Software containers and Kubernetes are important tools for building, deploying, running and managing modern enterprise applications at scale and delivering enterprise software faster and more reliably to the end user — while using resources more efficiently and reducing costs. Read more…

By Daniel Gruber, Burak Yenier and Wolfgang Gentzsch, UberCloud

Leading Solution Providers

SC 2019 Virtual Booth Video Tour

AMD
AMD
CEJN
CJEN
DDN
DDN
MELLANOX
MELLANOX
ONE STOP SYSTEMS
ONE STOP SYSTEMS
PANASAS
PANASAS
SIX NINES IT
SIX NINES IT
VERNE GLOBAL
VERNE GLOBAL
WEKAIO
WEKAIO

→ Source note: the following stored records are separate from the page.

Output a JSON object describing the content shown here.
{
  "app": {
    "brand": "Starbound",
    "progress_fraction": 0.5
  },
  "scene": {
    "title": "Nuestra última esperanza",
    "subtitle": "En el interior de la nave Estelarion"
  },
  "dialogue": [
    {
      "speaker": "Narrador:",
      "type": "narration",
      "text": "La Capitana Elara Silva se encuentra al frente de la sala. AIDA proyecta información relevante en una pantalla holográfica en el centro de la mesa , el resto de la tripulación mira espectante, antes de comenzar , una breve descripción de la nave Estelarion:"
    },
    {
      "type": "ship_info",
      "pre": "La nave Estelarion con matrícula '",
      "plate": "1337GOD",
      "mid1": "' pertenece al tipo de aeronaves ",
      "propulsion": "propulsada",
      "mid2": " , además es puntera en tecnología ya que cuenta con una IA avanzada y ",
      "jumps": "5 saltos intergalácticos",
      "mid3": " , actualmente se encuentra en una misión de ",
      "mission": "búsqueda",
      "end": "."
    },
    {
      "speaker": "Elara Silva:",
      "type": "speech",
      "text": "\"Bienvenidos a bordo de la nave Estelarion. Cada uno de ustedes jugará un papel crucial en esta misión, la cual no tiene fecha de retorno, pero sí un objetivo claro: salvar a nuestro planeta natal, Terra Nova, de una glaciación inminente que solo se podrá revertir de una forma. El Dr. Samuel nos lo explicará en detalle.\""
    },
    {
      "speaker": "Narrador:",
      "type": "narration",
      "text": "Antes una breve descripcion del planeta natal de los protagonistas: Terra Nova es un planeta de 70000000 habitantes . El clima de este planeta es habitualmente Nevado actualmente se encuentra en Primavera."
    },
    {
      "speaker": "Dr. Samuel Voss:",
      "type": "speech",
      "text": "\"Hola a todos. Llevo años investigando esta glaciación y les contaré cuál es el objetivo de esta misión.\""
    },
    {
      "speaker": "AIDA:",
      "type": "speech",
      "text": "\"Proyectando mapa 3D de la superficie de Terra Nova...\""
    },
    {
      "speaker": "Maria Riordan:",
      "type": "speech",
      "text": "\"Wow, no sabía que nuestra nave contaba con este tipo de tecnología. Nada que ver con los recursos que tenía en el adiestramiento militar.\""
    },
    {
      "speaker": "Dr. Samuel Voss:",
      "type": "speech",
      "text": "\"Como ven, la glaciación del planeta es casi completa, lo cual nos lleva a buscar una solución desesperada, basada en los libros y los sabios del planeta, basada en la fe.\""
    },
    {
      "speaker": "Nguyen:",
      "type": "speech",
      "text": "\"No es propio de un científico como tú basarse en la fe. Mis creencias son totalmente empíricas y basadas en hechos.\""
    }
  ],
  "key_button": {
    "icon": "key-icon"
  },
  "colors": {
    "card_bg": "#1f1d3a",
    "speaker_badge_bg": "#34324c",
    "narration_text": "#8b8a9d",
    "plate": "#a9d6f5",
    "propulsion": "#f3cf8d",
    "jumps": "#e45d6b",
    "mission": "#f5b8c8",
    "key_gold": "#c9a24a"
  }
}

Intel Debuts New GPU – Ponte Vecchio – and Outlines Aspirations for oneAPI

November 17, 2019

Intel today revealed a few more details about its forthcoming Xe line of GPUs – the top SKU is named Ponte Vecchio and will be used in Aurora, the first plann Read more…

By John Russell

Dell Ramps Up HPC Testing of AMD Rome Processors

October 21, 2019

Dell Technologies is wading deeper into the AMD-based systems market with a growing evaluation program for the latest Epyc (Rome) microprocessors from AMD. In a Read more…

By John Russell

SC19: Welcome to Denver

November 17, 2019

A significant swath of the HPC community has come to Denver for SC19, which began today (Sunday) with a rich technical program. As is customary, the ribbon cutt Read more…

By Tiffany Trader

When Dense Matrix Representations Beat Sparse

September 9, 2019

In our world filled with unintended consequences, it turns out that saving memory space to help deal with GPU limitations, knowing it introduces performance pen Read more…

By James Reinders

Cerebras to Supply DOE with Wafer-Scale AI Supercomputing Technology

September 17, 2019

Cerebras Systems, which debuted its wafer-scale AI silicon at Hot Chips last month, has entered into a multi-year partnership with Argonne National Laboratory and Lawrence Livermore National Laboratory as part of a larger collaboration with the U.S. Department of Energy... Read more…

By Tiffany Trader

With the Help of HPC, Astronomers Prepare to Deflect a Real Asteroid

September 26, 2019

For years, NASA has been running simulations of asteroid impacts to understand the risks (and likelihoods) of asteroids colliding with Earth. Now, NASA and the European Space Agency (ESA) are preparing for the next, crucial step in planetary defense against asteroid impacts: physically deflecting a real asteroid. Read more…

By Oliver Peckham

Jensen Huang’s SC19 – Fast Cars, a Strong Arm, and Aiming for the Cloud(s)

November 20, 2019

We’ve come to expect Nvidia CEO Jensen Huang’s annual SC keynote to contain stunning graphics and lively bravado (with plenty of examples) in support of GPU Read more…

By John Russell

IBM Opens Quantum Computing Center; Announces 53-Qubit Machine

September 19, 2019

Gauging progress in quantum computing is a tricky thing. IBM yesterday announced the opening of the IBM Quantum Computing Center in New York, with five 20-qubit Read more…

By John Russell

  • arrow
  • Click Here for More Headlines
  • arrow
Do NOT follow this link or you will be banned from the site!
Share This